:: RECORDED DATA ::

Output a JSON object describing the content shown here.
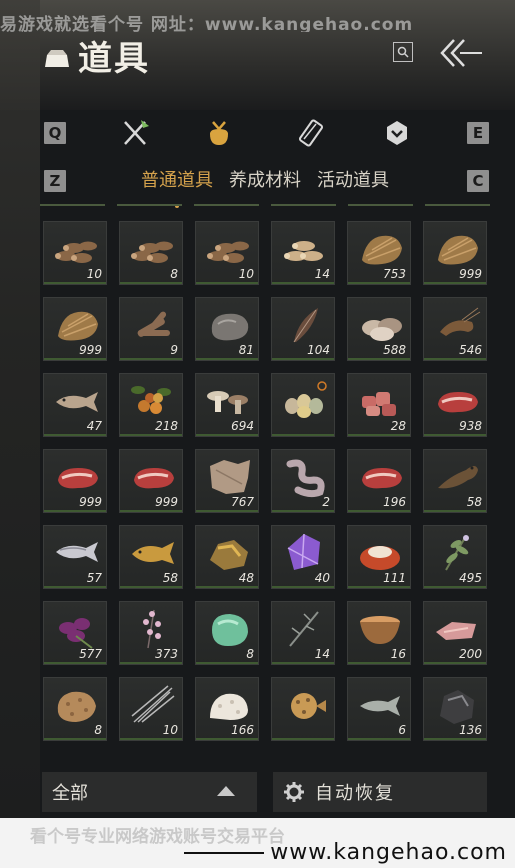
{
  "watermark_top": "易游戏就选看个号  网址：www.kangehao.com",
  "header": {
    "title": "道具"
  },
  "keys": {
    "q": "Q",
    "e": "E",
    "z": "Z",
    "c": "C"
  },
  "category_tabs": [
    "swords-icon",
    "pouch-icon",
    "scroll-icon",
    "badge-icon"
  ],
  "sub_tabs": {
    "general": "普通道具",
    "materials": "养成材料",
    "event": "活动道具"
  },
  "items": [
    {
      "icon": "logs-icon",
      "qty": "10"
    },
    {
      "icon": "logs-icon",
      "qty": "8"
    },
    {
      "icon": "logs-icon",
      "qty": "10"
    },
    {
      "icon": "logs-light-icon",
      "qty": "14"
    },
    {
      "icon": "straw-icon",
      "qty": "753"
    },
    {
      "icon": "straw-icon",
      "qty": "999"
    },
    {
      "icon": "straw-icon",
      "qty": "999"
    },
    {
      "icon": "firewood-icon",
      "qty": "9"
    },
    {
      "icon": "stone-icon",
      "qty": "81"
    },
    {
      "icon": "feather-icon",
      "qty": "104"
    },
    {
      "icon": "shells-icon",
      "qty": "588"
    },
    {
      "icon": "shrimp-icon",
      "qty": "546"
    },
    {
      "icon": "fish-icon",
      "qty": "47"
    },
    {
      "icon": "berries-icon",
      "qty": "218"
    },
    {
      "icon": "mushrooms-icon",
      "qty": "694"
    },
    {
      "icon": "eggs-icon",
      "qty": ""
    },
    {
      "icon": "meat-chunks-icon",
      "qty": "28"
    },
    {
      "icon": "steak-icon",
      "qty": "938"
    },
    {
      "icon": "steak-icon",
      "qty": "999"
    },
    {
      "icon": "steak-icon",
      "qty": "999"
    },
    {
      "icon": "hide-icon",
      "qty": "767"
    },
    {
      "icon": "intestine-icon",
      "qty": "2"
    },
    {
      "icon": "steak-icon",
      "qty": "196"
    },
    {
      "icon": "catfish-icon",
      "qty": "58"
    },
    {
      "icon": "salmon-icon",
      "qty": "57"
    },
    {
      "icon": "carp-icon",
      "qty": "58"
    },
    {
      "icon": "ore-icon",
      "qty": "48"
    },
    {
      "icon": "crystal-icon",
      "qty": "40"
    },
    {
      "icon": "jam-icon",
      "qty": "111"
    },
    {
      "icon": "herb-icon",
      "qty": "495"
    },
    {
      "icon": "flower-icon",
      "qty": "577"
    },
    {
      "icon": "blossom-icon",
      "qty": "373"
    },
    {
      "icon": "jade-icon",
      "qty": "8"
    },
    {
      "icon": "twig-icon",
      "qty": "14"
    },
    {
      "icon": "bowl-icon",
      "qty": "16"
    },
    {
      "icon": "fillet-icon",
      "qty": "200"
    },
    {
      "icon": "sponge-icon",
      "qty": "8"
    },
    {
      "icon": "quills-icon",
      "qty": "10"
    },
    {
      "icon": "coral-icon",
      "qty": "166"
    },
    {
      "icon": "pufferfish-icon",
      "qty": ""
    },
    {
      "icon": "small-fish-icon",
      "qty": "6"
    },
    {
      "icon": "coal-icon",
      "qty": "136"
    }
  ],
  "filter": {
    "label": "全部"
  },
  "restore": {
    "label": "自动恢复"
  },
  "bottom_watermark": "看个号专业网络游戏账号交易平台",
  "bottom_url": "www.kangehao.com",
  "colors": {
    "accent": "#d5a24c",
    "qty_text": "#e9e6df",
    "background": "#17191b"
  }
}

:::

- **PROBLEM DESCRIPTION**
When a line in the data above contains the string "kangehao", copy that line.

- **YOUR SOLUTION**
  "watermark_top": "易游戏就选看个号  网址：www.kangehao.com",
  "bottom_url": "www.kangehao.com",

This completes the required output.